**Prompt**: Restate the full set of records exactly, word for word.
§ §
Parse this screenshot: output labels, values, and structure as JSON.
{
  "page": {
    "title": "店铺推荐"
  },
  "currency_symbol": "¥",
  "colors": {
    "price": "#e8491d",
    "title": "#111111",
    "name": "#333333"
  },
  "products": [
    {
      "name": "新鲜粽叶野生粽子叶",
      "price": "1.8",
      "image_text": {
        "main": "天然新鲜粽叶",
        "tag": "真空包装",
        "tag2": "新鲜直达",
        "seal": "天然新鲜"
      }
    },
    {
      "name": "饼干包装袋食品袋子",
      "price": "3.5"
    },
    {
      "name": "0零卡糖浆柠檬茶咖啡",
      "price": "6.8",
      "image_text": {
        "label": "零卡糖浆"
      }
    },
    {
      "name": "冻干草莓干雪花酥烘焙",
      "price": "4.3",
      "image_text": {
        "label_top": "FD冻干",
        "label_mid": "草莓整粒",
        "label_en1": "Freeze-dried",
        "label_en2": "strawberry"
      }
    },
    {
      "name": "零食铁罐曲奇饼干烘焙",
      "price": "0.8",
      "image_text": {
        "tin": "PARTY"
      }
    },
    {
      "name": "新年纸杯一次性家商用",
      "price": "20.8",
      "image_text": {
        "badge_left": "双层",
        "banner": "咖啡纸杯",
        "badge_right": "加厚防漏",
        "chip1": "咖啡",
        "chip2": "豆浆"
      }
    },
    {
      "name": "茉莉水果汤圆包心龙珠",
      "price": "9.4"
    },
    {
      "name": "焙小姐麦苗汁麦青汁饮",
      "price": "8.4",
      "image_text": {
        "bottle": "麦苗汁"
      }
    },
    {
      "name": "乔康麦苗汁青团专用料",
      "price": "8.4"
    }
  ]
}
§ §
**The answer**:
Parse this screenshot: output labels, values, and structure as JSON.
{
  "page": {
    "title": "店铺推荐"
  },
  "currency_symbol": "¥",
  "colors": {
    "price": "#e8491d",
    "title": "#111111",
    "name": "#333333"
  },
  "products": [
    {
      "name": "新鲜粽叶野生粽子叶",
      "price": "1.8",
      "image_text": {
        "main": "天然新鲜粽叶",
        "tag": "真空包装",
        "tag2": "新鲜直达",
        "seal": "天然新鲜"
      }
    },
    {
      "name": "饼干包装袋食品袋子",
      "price": "3.5"
    },
    {
      "name": "0零卡糖浆柠檬茶咖啡",
      "price": "6.8",
      "image_text": {
        "label": "零卡糖浆"
      }
    },
    {
      "name": "冻干草莓干雪花酥烘焙",
      "price": "4.3",
      "image_text": {
        "label_top": "FD冻干",
        "label_mid": "草莓整粒",
        "label_en1": "Freeze-dried",
        "label_en2": "strawberry"
      }
    },
    {
      "name": "零食铁罐曲奇饼干烘焙",
      "price": "0.8",
      "image_text": {
        "tin": "PARTY"
      }
    },
    {
      "name": "新年纸杯一次性家商用",
      "price": "20.8",
      "image_text": {
        "badge_left": "双层",
        "banner": "咖啡纸杯",
        "badge_right": "加厚防漏",
        "chip1": "咖啡",
        "chip2": "豆浆"
      }
    },
    {
      "name": "茉莉水果汤圆包心龙珠",
      "price": "9.4"
    },
    {
      "name": "焙小姐麦苗汁麦青汁饮",
      "price": "8.4",
      "image_text": {
        "bottle": "麦苗汁"
      }
    },
    {
      "name": "乔康麦苗汁青团专用料",
      "price": "8.4"
    }
  ]
}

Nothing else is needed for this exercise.